Joyce Lye has felt the effects of the rising cost of living as she continues running Kampung Senang (‘Happy Village’), the eco-conscious charity organisation she founded in 1999. However, this has not stopped her from helping those in need. Joyce tells us more about how Kampung Senang first started and what keeps her motivated after 24 years.
Joyce recalls pivotal moments in her life that inspired her to start Kampung Senang in 1999, after leaving her full-time banking job.
“My father was a physician who used to treat the residents, and he didn’t charge them as many couldn’t afford to pay him. But they would give us fresh produce such as fruits, vegetables and even eggs. To me, that was the real kampung spirit, and I still miss the friendships from those days. This is the reason why I named my foundation Kampung Senang,” the 70-year-old recounts.
In 1999, Joyce decided to leave her full-time job, and contribute back to society by setting up the Kampung Senang Charity and Education Foundation.
Kampung Senang helps beneficiaries adopt healthier living by encouraging them to switch to a plant-based diet. They also distribute free organic vegetables to individuals with chronic illnesses.
“The produce that we grow is not for sale; it’s solely for our beneficiaries,” explains Joyce. “We’re an organisation that cares for people and their well-being, and we want to empower them to live a green and healthy
lifestyle to prevent illnesses.”
In 2003, Kampung Senang launched the ‘Gift of Good Food’ scheme. Every week, a group of dedicated volunteers deliver organic produce to individuals with chronic illnesses across the island. “We started helping some isolated seniors back in 1999, but it was during the SARS (Severe Acute Respiratory Syndrome) period in 2003 that we began distributing food and organic produce to cancer patients. We want to encourage them to eat healthily and recover well.”
Kampung Senang also runs the Eco-Harmony Cafe & Shop, which started off as an eco-friendly community kitchen in 2007, and now serves vegan food that is open to the public. It also has an organic farm in which they grow their own herbs and vegetables.
However, Joyce is beginning to feel the effects of the recent rise in cost of living, and is bracing herself for an increase in Kampung Senang’s operational costs.

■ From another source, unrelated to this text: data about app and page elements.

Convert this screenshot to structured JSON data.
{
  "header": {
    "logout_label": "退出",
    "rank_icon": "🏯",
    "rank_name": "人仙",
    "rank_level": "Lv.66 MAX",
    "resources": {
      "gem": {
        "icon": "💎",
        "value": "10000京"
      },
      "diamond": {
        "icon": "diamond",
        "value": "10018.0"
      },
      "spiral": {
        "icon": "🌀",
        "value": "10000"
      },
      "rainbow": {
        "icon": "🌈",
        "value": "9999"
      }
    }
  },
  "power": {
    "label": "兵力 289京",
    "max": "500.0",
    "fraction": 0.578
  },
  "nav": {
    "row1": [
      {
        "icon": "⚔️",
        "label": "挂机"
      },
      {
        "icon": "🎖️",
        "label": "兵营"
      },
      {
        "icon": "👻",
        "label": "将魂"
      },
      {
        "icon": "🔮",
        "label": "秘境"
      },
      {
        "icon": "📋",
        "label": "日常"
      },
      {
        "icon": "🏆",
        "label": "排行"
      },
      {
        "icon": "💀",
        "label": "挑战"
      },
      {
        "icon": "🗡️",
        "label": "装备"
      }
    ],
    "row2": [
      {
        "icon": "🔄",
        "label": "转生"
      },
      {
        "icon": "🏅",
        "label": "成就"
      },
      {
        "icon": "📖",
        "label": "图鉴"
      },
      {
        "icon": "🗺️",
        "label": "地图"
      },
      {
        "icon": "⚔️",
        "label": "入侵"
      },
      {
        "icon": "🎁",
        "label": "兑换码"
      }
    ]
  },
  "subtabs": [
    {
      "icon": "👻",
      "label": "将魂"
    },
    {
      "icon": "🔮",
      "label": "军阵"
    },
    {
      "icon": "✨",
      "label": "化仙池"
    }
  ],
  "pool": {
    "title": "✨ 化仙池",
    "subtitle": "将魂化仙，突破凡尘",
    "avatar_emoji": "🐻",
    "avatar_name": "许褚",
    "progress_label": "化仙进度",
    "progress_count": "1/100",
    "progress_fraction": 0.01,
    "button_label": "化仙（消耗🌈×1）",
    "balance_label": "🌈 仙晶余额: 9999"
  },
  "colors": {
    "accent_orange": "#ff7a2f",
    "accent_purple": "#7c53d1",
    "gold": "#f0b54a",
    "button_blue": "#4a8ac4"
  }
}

“The rising cost of living isn’t something that’s new to Singaporeans; it has been happening for a long time,” says Joyce, recalling how a bowl of noodles would cost 50 cents in the past; now, it's easily $5 or more. She expects to have to pay more for ingredients, delivery, shipping and other costs in the coming months, which will impact her operations as her team needs to buy produce for the café to supplement what they can harvest from their farm. Nevertheless, she remains adamant about maintaining the price of their food.
(Photo by Type A)
“If (customers) can’t enjoy plant-based food because of the GST increase or higher prices, we’re depriving them of the chance to adopt healthy living habits, which we’re putting in so much effort to promote,” explains Joyce.
Joyce believes that there are ways to cope with rising cost of living – and sometimes, all it takes is for us to go back to basics: by adopting greener and healthier habits, such as consuming plant-based food.
Despite possible financial challenges, Joyce is determined to continue providing healthy food for their beneficiaries. To keep their initiatives going, they are relying heavily on donations and fundraising activities.
For Joyce, her motivation for all that she does with Kampung Senang is based on two fundamental beliefs: embracing a healthy, natural lifestyle, and keeping the kampung spirit going.
(Photo by Type A)
“The kampung spirit is what I hope to see more of in the Singapore of today,” says Joyce.
– Joyce Lye, 70, founder of Kampung Senang